■ EXERCISE BRIEF
Return every line of the entries that includes the word "Product".

■ INPUT DATA
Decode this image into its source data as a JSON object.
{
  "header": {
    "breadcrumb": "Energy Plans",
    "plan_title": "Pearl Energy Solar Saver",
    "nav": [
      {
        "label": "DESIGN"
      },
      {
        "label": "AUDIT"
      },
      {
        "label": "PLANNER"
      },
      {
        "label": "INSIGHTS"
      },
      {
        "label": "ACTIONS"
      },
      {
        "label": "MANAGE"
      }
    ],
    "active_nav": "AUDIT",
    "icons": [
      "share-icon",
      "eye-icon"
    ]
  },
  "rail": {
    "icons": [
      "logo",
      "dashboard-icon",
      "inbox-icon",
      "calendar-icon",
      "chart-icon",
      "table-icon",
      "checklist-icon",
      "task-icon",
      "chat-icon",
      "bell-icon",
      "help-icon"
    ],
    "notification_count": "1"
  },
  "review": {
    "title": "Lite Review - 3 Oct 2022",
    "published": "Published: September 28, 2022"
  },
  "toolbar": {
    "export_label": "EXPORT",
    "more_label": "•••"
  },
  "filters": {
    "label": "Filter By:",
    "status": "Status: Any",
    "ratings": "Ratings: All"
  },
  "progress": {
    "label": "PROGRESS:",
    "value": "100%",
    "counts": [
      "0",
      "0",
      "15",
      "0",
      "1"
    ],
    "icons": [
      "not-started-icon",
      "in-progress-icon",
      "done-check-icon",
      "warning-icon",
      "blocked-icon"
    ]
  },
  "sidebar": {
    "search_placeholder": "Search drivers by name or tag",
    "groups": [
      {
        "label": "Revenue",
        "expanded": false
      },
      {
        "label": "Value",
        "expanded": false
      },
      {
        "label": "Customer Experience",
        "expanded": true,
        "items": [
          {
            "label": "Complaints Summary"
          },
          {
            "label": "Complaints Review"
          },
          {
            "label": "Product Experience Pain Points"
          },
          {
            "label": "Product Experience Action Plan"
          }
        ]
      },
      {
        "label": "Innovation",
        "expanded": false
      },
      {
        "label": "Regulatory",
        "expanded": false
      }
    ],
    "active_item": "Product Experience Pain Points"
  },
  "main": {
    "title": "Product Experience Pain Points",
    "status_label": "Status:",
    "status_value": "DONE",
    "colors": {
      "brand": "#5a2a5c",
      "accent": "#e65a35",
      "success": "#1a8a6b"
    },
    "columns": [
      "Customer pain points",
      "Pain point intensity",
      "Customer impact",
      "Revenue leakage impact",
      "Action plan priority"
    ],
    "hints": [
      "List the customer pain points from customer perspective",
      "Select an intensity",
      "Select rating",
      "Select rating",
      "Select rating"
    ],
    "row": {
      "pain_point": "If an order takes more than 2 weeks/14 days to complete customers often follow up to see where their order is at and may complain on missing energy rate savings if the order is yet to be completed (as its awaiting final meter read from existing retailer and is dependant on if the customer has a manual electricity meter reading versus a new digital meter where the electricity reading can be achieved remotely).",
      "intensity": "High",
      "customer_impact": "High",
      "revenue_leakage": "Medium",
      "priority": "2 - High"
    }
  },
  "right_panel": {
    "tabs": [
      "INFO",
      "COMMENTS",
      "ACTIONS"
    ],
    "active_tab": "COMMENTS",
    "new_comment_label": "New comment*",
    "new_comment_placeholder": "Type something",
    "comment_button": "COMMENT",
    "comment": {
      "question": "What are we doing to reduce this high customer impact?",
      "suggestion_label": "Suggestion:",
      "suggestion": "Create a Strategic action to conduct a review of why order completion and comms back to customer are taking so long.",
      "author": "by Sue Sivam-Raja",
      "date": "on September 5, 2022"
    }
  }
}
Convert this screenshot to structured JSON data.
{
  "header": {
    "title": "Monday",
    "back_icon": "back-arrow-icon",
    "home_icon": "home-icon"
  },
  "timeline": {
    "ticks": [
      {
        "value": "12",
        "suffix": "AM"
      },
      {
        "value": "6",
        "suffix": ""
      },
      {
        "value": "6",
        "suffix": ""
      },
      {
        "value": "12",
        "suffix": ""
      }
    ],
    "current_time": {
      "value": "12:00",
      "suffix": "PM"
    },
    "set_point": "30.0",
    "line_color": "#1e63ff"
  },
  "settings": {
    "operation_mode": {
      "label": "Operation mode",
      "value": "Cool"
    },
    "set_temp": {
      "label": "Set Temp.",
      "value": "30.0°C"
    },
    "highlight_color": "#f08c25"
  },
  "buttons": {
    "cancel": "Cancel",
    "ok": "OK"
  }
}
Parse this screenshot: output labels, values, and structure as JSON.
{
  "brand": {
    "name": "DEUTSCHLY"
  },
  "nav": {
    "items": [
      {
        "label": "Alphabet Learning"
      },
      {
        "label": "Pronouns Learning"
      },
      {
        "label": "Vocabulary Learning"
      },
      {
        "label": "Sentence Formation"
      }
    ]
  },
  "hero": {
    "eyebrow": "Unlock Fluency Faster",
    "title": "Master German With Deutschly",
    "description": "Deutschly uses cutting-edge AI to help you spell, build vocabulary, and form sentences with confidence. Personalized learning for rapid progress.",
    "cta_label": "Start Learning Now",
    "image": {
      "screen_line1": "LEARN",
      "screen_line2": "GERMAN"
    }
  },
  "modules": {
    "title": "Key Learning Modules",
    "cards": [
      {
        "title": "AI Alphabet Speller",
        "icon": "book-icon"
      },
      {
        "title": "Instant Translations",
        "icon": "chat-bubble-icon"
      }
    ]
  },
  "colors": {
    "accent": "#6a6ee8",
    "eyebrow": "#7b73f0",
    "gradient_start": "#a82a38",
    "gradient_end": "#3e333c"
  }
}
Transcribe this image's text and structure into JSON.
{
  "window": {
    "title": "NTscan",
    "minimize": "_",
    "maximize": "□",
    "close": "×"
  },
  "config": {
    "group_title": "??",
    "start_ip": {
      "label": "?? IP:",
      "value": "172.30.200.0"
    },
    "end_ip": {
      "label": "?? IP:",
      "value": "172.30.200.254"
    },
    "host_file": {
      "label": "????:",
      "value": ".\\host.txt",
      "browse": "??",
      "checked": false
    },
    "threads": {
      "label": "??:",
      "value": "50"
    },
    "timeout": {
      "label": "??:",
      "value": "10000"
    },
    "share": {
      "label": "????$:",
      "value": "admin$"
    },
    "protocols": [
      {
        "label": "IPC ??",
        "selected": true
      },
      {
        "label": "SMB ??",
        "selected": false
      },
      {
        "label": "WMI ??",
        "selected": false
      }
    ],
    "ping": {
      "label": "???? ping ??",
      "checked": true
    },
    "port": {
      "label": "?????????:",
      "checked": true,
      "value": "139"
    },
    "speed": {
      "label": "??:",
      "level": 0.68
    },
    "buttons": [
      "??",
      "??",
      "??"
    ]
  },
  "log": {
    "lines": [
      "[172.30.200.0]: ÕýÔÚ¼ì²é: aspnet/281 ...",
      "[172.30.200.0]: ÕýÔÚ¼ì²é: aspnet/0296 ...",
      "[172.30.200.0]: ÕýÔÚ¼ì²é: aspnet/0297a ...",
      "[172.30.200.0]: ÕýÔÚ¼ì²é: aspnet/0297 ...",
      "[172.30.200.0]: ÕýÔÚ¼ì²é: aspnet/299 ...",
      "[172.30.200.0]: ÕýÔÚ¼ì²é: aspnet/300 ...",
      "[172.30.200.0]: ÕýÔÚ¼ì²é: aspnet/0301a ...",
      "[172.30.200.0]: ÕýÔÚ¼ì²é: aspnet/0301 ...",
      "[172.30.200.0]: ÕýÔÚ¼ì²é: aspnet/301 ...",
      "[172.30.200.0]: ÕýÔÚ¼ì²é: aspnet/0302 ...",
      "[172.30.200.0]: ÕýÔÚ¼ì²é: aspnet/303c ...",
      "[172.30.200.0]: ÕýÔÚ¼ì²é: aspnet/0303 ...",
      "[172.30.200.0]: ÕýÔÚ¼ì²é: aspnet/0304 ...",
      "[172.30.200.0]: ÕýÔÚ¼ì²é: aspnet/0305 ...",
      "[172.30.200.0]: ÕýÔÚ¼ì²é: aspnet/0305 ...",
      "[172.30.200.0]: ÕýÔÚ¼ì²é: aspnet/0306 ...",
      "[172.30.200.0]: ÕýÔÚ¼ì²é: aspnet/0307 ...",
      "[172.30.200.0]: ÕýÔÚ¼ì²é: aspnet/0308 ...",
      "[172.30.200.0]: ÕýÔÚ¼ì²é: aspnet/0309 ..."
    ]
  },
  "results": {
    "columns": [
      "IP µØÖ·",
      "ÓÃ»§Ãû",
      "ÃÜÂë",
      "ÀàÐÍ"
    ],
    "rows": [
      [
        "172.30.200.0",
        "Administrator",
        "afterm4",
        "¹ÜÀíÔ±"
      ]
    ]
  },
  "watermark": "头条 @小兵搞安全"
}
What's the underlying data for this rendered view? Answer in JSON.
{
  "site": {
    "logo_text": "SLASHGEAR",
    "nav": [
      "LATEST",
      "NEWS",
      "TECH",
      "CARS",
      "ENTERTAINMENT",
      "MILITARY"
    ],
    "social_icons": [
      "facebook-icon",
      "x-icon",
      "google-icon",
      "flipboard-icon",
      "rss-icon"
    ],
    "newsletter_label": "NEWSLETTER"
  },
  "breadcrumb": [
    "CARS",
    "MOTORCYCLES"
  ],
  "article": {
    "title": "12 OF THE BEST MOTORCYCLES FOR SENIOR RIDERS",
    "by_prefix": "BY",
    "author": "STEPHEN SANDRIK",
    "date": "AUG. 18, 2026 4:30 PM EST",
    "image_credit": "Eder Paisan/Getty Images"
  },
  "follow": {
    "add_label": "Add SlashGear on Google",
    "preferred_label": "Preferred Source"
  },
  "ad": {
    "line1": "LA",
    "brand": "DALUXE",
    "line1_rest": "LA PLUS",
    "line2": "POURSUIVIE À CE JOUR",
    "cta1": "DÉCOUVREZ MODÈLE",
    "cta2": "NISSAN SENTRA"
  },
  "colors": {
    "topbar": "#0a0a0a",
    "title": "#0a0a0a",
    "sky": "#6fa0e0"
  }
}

■ ANSWER TO THIS TASK
            "label": "Product Experience Pain Points"
            "label": "Product Experience Action Plan"
    "active_item": "Product Experience Pain Points"
    "title": "Product Experience Pain Points",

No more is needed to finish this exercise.